The SpiNNakker has the potential to overcome speed and power consumption problems of conventional supercomputers – something that is much needed if we are to crack the enigma of the human brain. Ultimately, it could advance our understanding of neural processing in the brain, including in learning and neurological diseases such as Alzheimer’s.
5. Virtual epileptic patient
Another important EBRAINS application was the development of a Virtual Epileptic Patient (VEP). This is a computer program based on personalised brain network models from individual patients. This is achieved by integrating brain connectivity areas responsible for seizures and lesions for individual patients, detected by MRI.
Currently, clinicians use electroencephalogram (EEG), which provides a recording of brain activity, and helps to identify when and where a seizure begins. However, this information alone does not tell the clinician all that they need for determining the type of seizure and making the best decisions in regard to treatment.
The model provides a personalised prediction of the impact of a surgical treatment for a certain patient. The surgeon is then able to evaluate the impact of multiple different therapeutic strategies and determine the best treatment option, with the most successful outcome. The program is close to commercial release.
6. Scientific output
As of September 2021, 1,497 peer-reviewed journal articles, many in high-impact journals, cite the Human Brain Project. For example, in 2018 researchers published impressive work on neurotechnology restoring walking in patients with spinal cord injury in Nature. In 2020, a team published in Science the most comprehensive atlas on the cellular architecture of the brain. In the same year, researchers also discovered a specific type of action potentials in brain cells known as pyramidal cells and disclosed an important memory mechanism in the hippocampus.
A key objective going forward is to develop “foresight”, which is the practice of looking ahead to envision potential future developments and change. Hopefully, we will one day crack the monumental challenge of understanding the human brain and discovering novel treatments for neurological diseases and psychiatric disorders. But it won’t be easy – it is, after all, harder than rocket science.
We would like to thank the Director General of the Human Brain Project and the CEO of EBRAINS, Pawel Swieboda, for contributing to the information on EBRAINS.
Barbara Jacquelyn Sahakian receives funding from the Wellcome Trust, Leverhulme Trust and Lundbeck Foundation. Her research is conducted within the NIHR MedTech and in vitro diagnostic Co-operative (MIC) and the NIHR Cambridge Biomedical Research Centre (BRC) Mental Health and Neurodegeneration themes. She is a member of the Scientific and Infrastructure Advisory Board of the Human Brain Project.
Christelle Langley is funded by the Wellcome Trust and the Leverhulme Trust. Her research is conducted within the NIHR MedTech and in vitro diagnostic Co-operative (MIC) and the NIHR Cambridge Biomedical Research Centre (BRC) Mental Health and Neurodegeneration themes.

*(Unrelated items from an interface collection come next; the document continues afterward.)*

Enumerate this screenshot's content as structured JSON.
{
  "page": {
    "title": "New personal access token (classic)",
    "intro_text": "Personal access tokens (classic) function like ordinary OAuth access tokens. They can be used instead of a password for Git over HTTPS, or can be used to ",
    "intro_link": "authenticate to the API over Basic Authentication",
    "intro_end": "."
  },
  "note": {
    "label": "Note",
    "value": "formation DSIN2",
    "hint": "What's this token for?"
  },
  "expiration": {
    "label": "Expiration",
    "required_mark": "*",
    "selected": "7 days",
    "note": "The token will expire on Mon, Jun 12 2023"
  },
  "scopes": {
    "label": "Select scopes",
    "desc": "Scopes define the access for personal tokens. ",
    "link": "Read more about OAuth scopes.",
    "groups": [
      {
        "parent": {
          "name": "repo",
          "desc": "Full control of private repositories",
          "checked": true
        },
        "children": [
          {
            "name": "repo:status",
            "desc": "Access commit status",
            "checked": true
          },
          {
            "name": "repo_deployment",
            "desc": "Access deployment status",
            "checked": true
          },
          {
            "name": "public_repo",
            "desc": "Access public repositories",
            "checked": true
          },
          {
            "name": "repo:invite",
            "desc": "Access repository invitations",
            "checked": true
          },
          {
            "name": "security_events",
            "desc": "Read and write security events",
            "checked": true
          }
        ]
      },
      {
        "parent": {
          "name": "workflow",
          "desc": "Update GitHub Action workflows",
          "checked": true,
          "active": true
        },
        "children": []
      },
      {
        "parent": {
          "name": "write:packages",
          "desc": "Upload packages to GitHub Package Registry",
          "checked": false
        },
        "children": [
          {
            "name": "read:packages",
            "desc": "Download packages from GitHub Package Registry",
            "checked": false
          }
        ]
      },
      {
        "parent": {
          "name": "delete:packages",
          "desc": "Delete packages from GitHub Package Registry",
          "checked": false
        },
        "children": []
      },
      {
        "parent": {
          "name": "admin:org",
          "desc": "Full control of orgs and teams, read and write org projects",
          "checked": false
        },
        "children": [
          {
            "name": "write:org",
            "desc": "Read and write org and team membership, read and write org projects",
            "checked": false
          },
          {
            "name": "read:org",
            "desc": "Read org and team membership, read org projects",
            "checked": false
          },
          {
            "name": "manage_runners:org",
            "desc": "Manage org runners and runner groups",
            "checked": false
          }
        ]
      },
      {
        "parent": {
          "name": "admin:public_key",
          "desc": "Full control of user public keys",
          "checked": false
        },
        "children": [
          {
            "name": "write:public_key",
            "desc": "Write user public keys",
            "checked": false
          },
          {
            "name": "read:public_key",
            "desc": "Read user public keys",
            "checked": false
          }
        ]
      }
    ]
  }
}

Katrin Amunts receives funding from the European Union’s Horizon 2020 Framework Programme for Research and Innovation under the Specific Grant Agreement No. 945539 (Human Brain Project SGA3). She is professor for brain research, C. & O. Vogt Institute, University Hospital Düsseldorf at Heine University Düsseldorf, director of the Instiute of Neuroscience and Medicine, Forschungzentrum Jülich, and Scientific Research Director of the Human Brain Project.
Source: The Conversation: The Human Brain Project: six achievements of Europe’s largest neuroscience programme